By normal I am guessing that you mean the main spillway. The main spillway starts flowing water at 813 feet. At levels near 813 feet the flow iams low, increasing with higher lake levels.

That diagram is a great summary of the situation, history, and risks!

40. ralfellisNew Member

The water will indeed weigh less, even if it retains the same mass. Think of an extreme example - an astronaut in orbit. If you go fast enough horizontally, you become weightless, but you will still have the same mass. It is not quite the same, but fluid will indeed exert less lateral pressure if it is flowing horizontally. (This is how a flow-rate is measured in pipes - if you measure the pressure drop in a venturi, you know the velocity and thus the flow rate.)
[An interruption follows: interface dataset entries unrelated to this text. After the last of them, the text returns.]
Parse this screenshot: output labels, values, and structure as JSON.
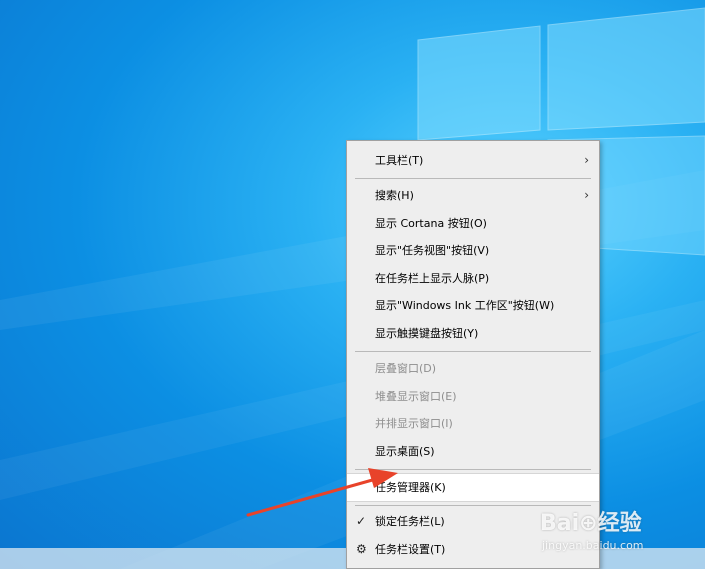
{
  "context_menu": {
    "items": [
      {
        "label": "工具栏(T)",
        "submenu": true,
        "enabled": true
      },
      {
        "label": "搜索(H)",
        "submenu": true,
        "enabled": true
      },
      {
        "label": "显示 Cortana 按钮(O)",
        "enabled": true
      },
      {
        "label": "显示\"任务视图\"按钮(V)",
        "enabled": true
      },
      {
        "label": "在任务栏上显示人脉(P)",
        "enabled": true
      },
      {
        "label": "显示\"Windows Ink 工作区\"按钮(W)",
        "enabled": true
      },
      {
        "label": "显示触摸键盘按钮(Y)",
        "enabled": true
      },
      {
        "label": "层叠窗口(D)",
        "enabled": false
      },
      {
        "label": "堆叠显示窗口(E)",
        "enabled": false
      },
      {
        "label": "并排显示窗口(I)",
        "enabled": false
      },
      {
        "label": "显示桌面(S)",
        "enabled": true
      },
      {
        "label": "任务管理器(K)",
        "enabled": true,
        "highlighted": true
      },
      {
        "label": "锁定任务栏(L)",
        "enabled": true,
        "checked": true
      },
      {
        "label": "任务栏设置(T)",
        "enabled": true,
        "icon": "gear-icon"
      }
    ],
    "submenu_glyph": "›",
    "check_glyph": "✓",
    "gear_glyph": "⚙"
  },
  "annotation": {
    "color": "#e8432a",
    "target": "任务管理器(K)"
  },
  "watermark": {
    "brand": "Bai⊕经验",
    "url": "jingyan.baidu.com"
  },
  "colors": {
    "wallpaper": "#1a9be8",
    "menu_bg": "#eeeeee",
    "highlight_bg": "#ffffff",
    "disabled_text": "#8e8e8e"
  }
}
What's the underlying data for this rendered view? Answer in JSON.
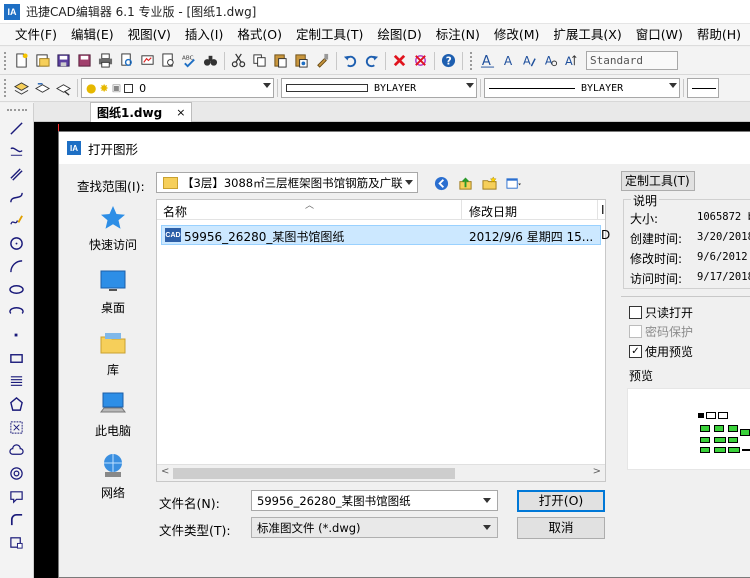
{
  "window": {
    "title": "迅捷CAD编辑器 6.1 专业版  - [图纸1.dwg]",
    "logo_text": "IA"
  },
  "menu": [
    {
      "label": "文件(F)"
    },
    {
      "label": "编辑(E)"
    },
    {
      "label": "视图(V)"
    },
    {
      "label": "插入(I)"
    },
    {
      "label": "格式(O)"
    },
    {
      "label": "定制工具(T)"
    },
    {
      "label": "绘图(D)"
    },
    {
      "label": "标注(N)"
    },
    {
      "label": "修改(M)"
    },
    {
      "label": "扩展工具(X)"
    },
    {
      "label": "窗口(W)"
    },
    {
      "label": "帮助(H)"
    }
  ],
  "toolbar": {
    "text_style": "Standard",
    "layer_value": "0",
    "color_value": "BYLAYER",
    "linetype_value": "BYLAYER"
  },
  "document_tab": {
    "label": "图纸1.dwg",
    "close": "×"
  },
  "dialog": {
    "title": "打开图形",
    "look_in_label": "查找范围(I):",
    "look_in_value": "【3层】3088㎡三层框架图书馆钢筋及广联",
    "places": [
      {
        "label": "快速访问",
        "icon": "star-icon"
      },
      {
        "label": "桌面",
        "icon": "desktop-icon"
      },
      {
        "label": "库",
        "icon": "library-folder-icon"
      },
      {
        "label": "此电脑",
        "icon": "computer-icon"
      },
      {
        "label": "网络",
        "icon": "network-icon"
      }
    ],
    "columns": {
      "name": "名称",
      "date": "修改日期",
      "extra": "Ι"
    },
    "files": [
      {
        "name": "59956_26280_某图书馆图纸",
        "date": "2012/9/6 星期四 15...",
        "extra": "D",
        "icon_text": "CAD"
      }
    ],
    "file_name_label": "文件名(N):",
    "file_name_value": "59956_26280_某图书馆图纸",
    "file_type_label": "文件类型(T):",
    "file_type_value": "标准图文件 (*.dwg)",
    "open_button": "打开(O)",
    "cancel_button": "取消",
    "custom_tools_button": "定制工具(T)",
    "description": {
      "title": "说明",
      "rows": [
        {
          "label": "大小:",
          "value": "1065872 b"
        },
        {
          "label": "创建时间:",
          "value": "3/20/2018"
        },
        {
          "label": "修改时间:",
          "value": "9/6/2012"
        },
        {
          "label": "访问时间:",
          "value": "9/17/2018"
        }
      ]
    },
    "options": {
      "read_only": {
        "label": "只读打开",
        "checked": false
      },
      "password": {
        "label": "密码保护",
        "checked": false
      },
      "use_preview": {
        "label": "使用预览",
        "checked": true
      }
    },
    "preview_label": "预览"
  }
}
Can this pressure drop overcome the weight of the water, as you ask? According to this calculator, the pressure drops can be significant. If you set the density to 1gm/cm3, and constrict the pipe to get about 8 m/s (30 km/hr) of flow in the venturi, the pressure drop is 400 mb. You would need a water depth of over 4m to counteract that pressure drop. So yes, it is likely that the water in the spillway was exerting less pressure on the spillway bed in comparison to the air or water pressure underneath the spillway - just as the air on the top of a B-747 wing will exert less pressure on the wing, in comparison to the air pressure underneath the wing. And despite the natural 'at rest' weight of the water in the spillway.

http://hyperphysics.phy-astr.gsu.edu/hbase/pber.html#bcal

Last edited: Feb 15, 2017